As an employer and interviewer, it can be difficult to sort out the good candidates from the less qualified ones. When you conduct interviews, make sure that you ask the appropriate questions, so the candidate you pick is not only professional and career oriented but also has goals and healthy interests outside the office.
One of the first questions to ask as an employer should lead you to learn more about who that person is. Ask the candidate to tell you about himself, his education choices, his background and heritage. Each person has a different story, so ask to hear his.
Ask the candidate why she chose this specific career or industry. For example, if the candidate is interviewing for a legal secretary position, ask about her interest in law and her interest in the position. You can easily determine from her answers if the candidate is pursuing law because it is a passion or is simply interviewing to get a job for the money.
Ask about the candidate’s life goals. Goals can include work or career goals, as well as personal goals. If the candidate’s goal is to work effectively as part of a law firm team, you may have a good candidate.

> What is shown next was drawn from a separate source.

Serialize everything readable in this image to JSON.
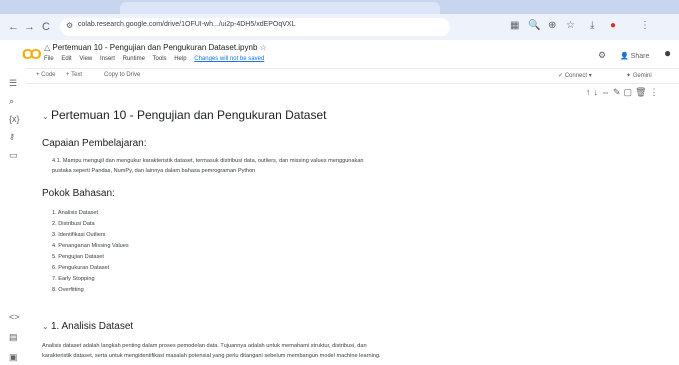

If, on the other hand, the candidate’s goals include working from home or being a stay-at-home dad, the candidate may not be the one you are looking for.
Interests Outside of Work
While some employers want their employees to have healthy lifestyles and hobbies outside of work, others do not care so long as the work gets done. Candidates enjoy talking about themselves, so ask about their hobbies and interests outside of work. Use the answers to get to know the candidate better.
Ask a question pertaining to the candidate’s choice and level of education. For example, if the candidate is being interviewed for a secretary position but has a degree in English literature, ask her how the education and skills learned will help her perform in the position.
Strengths and Weaknesses
Two questions that are common during interviews pertain to the candidate’s strengths and weaknesses. While the candidate may easily identify his strengths, weaknesses may be more of a challenge, as the candidate does not want the weaknesses to take over and become the reason why he does not get the job offer.
Two more questions you should ask a candidate deal with previous job experiences. Ask the candidate about the responsibilities or tasks in previous jobs. Then question her about personal enjoyment of the job. While the candidate may have been good at the job, her answers will show if she did not enjoy the job. This can be damaging, especially if the candidate works directly with customers.
The last question you should ask a candidate is why you should hire him. This is the selling point of the interview, as the candidate must explain why he thinks he is qualified for the job.
Based in Toronto, Mary Jane has been writing for online magazines and databases since 2002. Her articles have appeared on the Simon & Schuster website and she received an editor's choice award in 2009. She holds a Master of Arts in psychology of language use from the University of Copenhagen in Denmark.